Rather than trying to organize, transcribe and store analog tapes, digital recorders integrate with transcription software to offer security and easy management of voice recordings. With less interruptions between tasks and clearer digital sound quality, transcriptionists are able to improve productivity, accuracy, and turnaround time.

Why voice technology is faster than typing

Now consider the young lawyer who grew up with technology and may be a fast typist. These lawyers can often generate dozens of words per minute and quickly send a document to support staff through email.

Despite these skills, younger attorneys could also benefit from the mobile voice technology options currently available. Studies show that people speak seven times faster than they type. In addition, a mobile app that turns a smartphone or tablet into a wireless digital dictation recorder could be integrated into any existing workflow and help lawyers be more efficient.

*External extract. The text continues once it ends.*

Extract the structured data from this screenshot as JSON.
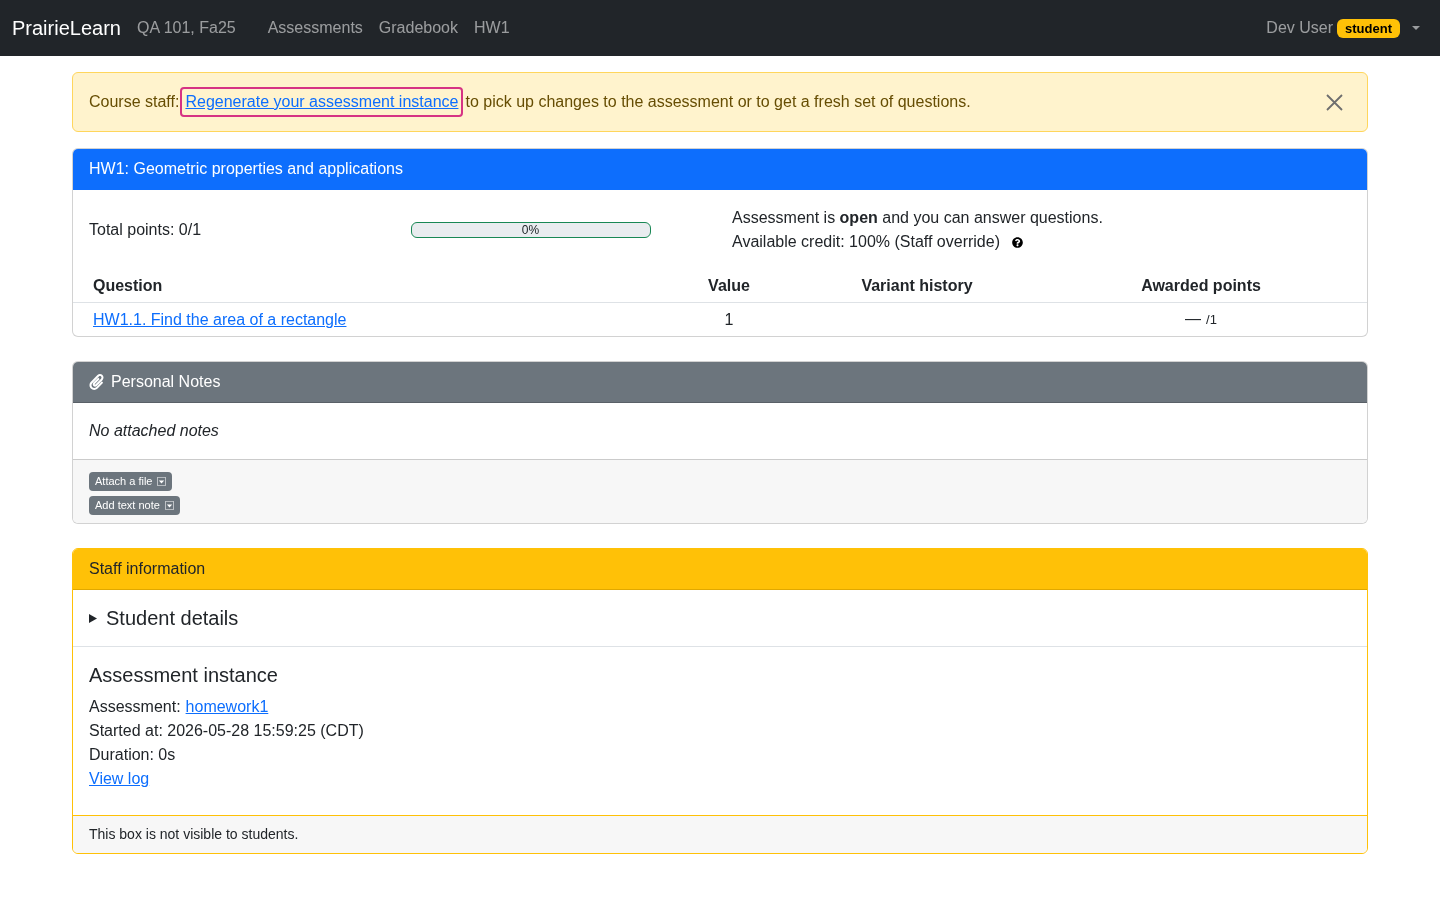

A major concern for lawyers is the lack of security when sending a voice file through email. Therefore, users should look for mobile applications capable of encrypting files and uploading them directly from the smartphone to the firm’s network where the recordings are identified by author name, date, client name, etc. and automatically sent to the correct transcriptionist.

Smaller firms may also appreciate digital dictation solutions that are configured for speech recognition software, further automating the transcription process. Transcriptionists then only need to proofread the documents transcribed by the software, significantly speeding up turnaround times.

 

Forcing lawyers to adapt to voice technology solutions that do not mesh with their current workflows can be disruptive, causing a negative impact on productivity. Instead, firms should consider tools that require minimum training yet deliver maximum efficiency. Adopting the right solution that aligns with a lawyer’s current work style will not only lead to more productive attorneys, but also more satisfied clients and a growing, successful firm.

 

Questions? Want to know more? Leave us a comment and let us know!

Leave a Reply

Fill in your details below or click an icon to log in:

WordPress.com Logo

You are commenting using your WordPress.com account. Log Out /  Change )

Google photo

You are commenting using your Google account. Log Out /  Change )

Twitter picture

You are commenting using your Twitter account. Log Out /  Change )

Facebook photo

You are commenting using your Facebook account. Log Out /  Change )

Connecting to %s